Exercise data:
################

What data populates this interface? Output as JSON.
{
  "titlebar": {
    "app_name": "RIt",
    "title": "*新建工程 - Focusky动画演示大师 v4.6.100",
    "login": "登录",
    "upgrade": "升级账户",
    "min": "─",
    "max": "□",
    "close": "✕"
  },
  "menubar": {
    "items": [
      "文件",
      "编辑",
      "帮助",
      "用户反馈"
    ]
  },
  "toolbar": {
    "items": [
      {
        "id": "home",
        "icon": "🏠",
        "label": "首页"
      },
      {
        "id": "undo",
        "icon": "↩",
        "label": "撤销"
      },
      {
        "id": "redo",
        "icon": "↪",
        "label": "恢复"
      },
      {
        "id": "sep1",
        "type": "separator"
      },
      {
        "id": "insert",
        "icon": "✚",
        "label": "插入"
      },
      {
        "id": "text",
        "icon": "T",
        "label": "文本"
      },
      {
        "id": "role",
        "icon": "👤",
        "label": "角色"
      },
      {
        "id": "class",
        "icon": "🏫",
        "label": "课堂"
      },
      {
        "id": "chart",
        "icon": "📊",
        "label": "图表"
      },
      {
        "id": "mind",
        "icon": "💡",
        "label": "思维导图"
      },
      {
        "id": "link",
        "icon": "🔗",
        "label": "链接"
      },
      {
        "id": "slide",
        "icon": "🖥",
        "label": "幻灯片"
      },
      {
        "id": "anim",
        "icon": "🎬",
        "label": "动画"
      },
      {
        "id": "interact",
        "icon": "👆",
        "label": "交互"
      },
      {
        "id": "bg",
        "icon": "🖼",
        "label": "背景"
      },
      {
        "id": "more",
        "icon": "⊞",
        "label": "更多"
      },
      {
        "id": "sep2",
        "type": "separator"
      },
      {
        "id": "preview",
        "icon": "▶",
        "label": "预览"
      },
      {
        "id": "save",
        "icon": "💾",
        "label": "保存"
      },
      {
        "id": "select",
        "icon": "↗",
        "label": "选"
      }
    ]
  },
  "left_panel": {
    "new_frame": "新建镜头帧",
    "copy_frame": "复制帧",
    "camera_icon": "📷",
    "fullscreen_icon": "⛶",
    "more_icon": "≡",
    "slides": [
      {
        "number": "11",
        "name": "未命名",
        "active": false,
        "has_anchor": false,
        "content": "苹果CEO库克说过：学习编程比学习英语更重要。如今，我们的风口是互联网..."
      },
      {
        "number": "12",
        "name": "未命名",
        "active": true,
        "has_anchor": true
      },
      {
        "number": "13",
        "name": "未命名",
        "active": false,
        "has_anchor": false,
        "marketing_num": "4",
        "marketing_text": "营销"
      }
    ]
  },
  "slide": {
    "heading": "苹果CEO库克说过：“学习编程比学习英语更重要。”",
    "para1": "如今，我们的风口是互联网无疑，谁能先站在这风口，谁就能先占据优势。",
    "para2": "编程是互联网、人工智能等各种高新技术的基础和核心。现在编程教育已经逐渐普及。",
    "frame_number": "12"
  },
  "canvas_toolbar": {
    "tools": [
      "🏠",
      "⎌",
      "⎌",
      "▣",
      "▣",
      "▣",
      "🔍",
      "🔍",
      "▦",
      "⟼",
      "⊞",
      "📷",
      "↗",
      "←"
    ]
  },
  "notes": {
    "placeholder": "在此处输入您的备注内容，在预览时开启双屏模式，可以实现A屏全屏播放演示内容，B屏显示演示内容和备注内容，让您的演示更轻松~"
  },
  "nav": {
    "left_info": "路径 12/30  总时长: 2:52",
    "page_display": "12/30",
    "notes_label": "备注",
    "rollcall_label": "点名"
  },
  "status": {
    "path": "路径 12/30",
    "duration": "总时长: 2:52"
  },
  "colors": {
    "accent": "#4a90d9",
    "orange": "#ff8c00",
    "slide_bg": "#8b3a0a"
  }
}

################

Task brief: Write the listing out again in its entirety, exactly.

Final answer:
What data populates this interface? Output as JSON.
{
  "titlebar": {
    "app_name": "RIt",
    "title": "*新建工程 - Focusky动画演示大师 v4.6.100",
    "login": "登录",
    "upgrade": "升级账户",
    "min": "─",
    "max": "□",
    "close": "✕"
  },
  "menubar": {
    "items": [
      "文件",
      "编辑",
      "帮助",
      "用户反馈"
    ]
  },
  "toolbar": {
    "items": [
      {
        "id": "home",
        "icon": "🏠",
        "label": "首页"
      },
      {
        "id": "undo",
        "icon": "↩",
        "label": "撤销"
      },
      {
        "id": "redo",
        "icon": "↪",
        "label": "恢复"
      },
      {
        "id": "sep1",
        "type": "separator"
      },
      {
        "id": "insert",
        "icon": "✚",
        "label": "插入"
      },
      {
        "id": "text",
        "icon": "T",
        "label": "文本"
      },
      {
        "id": "role",
        "icon": "👤",
        "label": "角色"
      },
      {
        "id": "class",
        "icon": "🏫",
        "label": "课堂"
      },
      {
        "id": "chart",
        "icon": "📊",
        "label": "图表"
      },
      {
        "id": "mind",
        "icon": "💡",
        "label": "思维导图"
      },
      {
        "id": "link",
        "icon": "🔗",
        "label": "链接"
      },
      {
        "id": "slide",
        "icon": "🖥",
        "label": "幻灯片"
      },
      {
        "id": "anim",
        "icon": "🎬",
        "label": "动画"
      },
      {
        "id": "interact",
        "icon": "👆",
        "label": "交互"
      },
      {
        "id": "bg",
        "icon": "🖼",
        "label": "背景"
      },
      {
        "id": "more",
        "icon": "⊞",
        "label": "更多"
      },
      {
        "id": "sep2",
        "type": "separator"
      },
      {
        "id": "preview",
        "icon": "▶",
        "label": "预览"
      },
      {
        "id": "save",
        "icon": "💾",
        "label": "保存"
      },
      {
        "id": "select",
        "icon": "↗",
        "label": "选"
      }
    ]
  },
  "left_panel": {
    "new_frame": "新建镜头帧",
    "copy_frame": "复制帧",
    "camera_icon": "📷",
    "fullscreen_icon": "⛶",
    "more_icon": "≡",
    "slides": [
      {
        "number": "11",
        "name": "未命名",
        "active": false,
        "has_anchor": false,
        "content": "苹果CEO库克说过：学习编程比学习英语更重要。如今，我们的风口是互联网..."
      },
      {
        "number": "12",
        "name": "未命名",
        "active": true,
        "has_anchor": true
      },
      {
        "number": "13",
        "name": "未命名",
        "active": false,
        "has_anchor": false,
        "marketing_num": "4",
        "marketing_text": "营销"
      }
    ]
  },
  "slide": {
    "heading": "苹果CEO库克说过：“学习编程比学习英语更重要。”",
    "para1": "如今，我们的风口是互联网无疑，谁能先站在这风口，谁就能先占据优势。",
    "para2": "编程是互联网、人工智能等各种高新技术的基础和核心。现在编程教育已经逐渐普及。",
    "frame_number": "12"
  },
  "canvas_toolbar": {
    "tools": [
      "🏠",
      "⎌",
      "⎌",
      "▣",
      "▣",
      "▣",
      "🔍",
      "🔍",
      "▦",
      "⟼",
      "⊞",
      "📷",
      "↗",
      "←"
    ]
  },
  "notes": {
    "placeholder": "在此处输入您的备注内容，在预览时开启双屏模式，可以实现A屏全屏播放演示内容，B屏显示演示内容和备注内容，让您的演示更轻松~"
  },
  "nav": {
    "left_info": "路径 12/30  总时长: 2:52",
    "page_display": "12/30",
    "notes_label": "备注",
    "rollcall_label": "点名"
  },
  "status": {
    "path": "路径 12/30",
    "duration": "总时长: 2:52"
  },
  "colors": {
    "accent": "#4a90d9",
    "orange": "#ff8c00",
    "slide_bg": "#8b3a0a"
  }
}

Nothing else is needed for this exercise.